• YOUR GOAL
Using the records below, count the lines with "true" in them. Give the number only.

• DATA TO EXAMINE
════════════════

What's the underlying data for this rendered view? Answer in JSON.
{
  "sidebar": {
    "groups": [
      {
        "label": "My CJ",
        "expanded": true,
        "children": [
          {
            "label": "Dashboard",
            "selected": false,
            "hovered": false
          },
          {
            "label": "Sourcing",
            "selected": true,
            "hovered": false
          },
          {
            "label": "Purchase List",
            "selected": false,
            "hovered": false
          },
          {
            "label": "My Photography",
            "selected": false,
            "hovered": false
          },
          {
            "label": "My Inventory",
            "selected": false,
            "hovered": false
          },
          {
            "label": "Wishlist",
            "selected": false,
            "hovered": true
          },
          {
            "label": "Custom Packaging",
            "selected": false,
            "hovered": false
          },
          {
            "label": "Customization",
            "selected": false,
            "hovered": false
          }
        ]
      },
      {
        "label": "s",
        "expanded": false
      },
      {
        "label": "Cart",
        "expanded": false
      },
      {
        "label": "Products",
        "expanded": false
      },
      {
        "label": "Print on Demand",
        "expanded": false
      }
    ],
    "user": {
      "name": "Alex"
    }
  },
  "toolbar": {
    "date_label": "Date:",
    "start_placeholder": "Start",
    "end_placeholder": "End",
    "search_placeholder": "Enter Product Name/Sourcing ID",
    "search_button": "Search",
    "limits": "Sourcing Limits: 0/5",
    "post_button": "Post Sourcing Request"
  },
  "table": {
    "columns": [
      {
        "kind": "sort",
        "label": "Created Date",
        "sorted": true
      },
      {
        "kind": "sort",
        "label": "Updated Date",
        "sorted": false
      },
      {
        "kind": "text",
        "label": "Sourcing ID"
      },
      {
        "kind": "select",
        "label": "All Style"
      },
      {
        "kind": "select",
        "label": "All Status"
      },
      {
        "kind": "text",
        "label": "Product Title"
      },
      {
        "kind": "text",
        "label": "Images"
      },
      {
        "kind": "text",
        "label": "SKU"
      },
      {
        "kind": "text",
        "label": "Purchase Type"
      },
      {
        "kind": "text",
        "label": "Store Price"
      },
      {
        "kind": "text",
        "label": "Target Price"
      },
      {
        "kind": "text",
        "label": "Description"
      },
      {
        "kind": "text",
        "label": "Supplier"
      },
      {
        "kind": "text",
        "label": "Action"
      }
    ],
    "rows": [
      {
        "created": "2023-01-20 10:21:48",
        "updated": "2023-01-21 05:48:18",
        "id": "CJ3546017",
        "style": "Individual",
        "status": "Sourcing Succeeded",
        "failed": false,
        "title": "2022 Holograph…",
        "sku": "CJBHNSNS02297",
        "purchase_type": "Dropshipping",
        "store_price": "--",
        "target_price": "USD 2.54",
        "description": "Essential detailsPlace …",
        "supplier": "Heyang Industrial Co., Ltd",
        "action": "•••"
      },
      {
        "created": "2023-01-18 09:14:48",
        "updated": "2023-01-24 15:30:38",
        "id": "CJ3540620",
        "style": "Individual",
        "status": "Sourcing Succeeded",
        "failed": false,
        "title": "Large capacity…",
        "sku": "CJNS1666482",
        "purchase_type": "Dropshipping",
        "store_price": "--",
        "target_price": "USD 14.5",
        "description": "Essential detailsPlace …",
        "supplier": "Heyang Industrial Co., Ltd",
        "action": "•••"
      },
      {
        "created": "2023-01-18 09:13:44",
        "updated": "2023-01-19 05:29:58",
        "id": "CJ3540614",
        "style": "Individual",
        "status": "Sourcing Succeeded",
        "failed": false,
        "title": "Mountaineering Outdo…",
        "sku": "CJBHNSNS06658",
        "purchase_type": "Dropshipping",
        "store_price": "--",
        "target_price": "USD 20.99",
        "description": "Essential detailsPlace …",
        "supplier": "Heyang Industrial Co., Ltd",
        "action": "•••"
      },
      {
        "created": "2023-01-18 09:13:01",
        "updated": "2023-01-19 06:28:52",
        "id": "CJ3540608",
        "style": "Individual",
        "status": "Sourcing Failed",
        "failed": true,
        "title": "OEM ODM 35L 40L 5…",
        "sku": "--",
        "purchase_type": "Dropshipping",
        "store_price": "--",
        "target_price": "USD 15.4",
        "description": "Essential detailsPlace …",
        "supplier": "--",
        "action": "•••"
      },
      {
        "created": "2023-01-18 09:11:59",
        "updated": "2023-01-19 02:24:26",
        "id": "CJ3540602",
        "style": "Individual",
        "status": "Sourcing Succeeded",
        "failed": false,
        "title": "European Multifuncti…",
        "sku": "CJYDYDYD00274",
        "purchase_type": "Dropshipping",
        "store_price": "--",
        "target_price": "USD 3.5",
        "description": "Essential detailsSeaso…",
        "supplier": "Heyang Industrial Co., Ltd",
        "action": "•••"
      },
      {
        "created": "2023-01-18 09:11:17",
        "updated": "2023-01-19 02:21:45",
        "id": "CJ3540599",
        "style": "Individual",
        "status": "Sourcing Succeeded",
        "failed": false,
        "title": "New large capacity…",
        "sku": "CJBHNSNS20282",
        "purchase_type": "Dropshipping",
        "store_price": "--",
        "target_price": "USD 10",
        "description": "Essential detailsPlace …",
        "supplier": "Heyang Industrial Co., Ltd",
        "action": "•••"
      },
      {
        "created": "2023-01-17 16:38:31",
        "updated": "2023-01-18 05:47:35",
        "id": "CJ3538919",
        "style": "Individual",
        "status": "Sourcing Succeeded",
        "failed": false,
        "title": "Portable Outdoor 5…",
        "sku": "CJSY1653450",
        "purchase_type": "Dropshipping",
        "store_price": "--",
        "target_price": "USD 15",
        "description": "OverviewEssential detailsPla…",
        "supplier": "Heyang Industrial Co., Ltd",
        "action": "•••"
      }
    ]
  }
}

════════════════

• SOLUTION TO THIS PROBLEM
5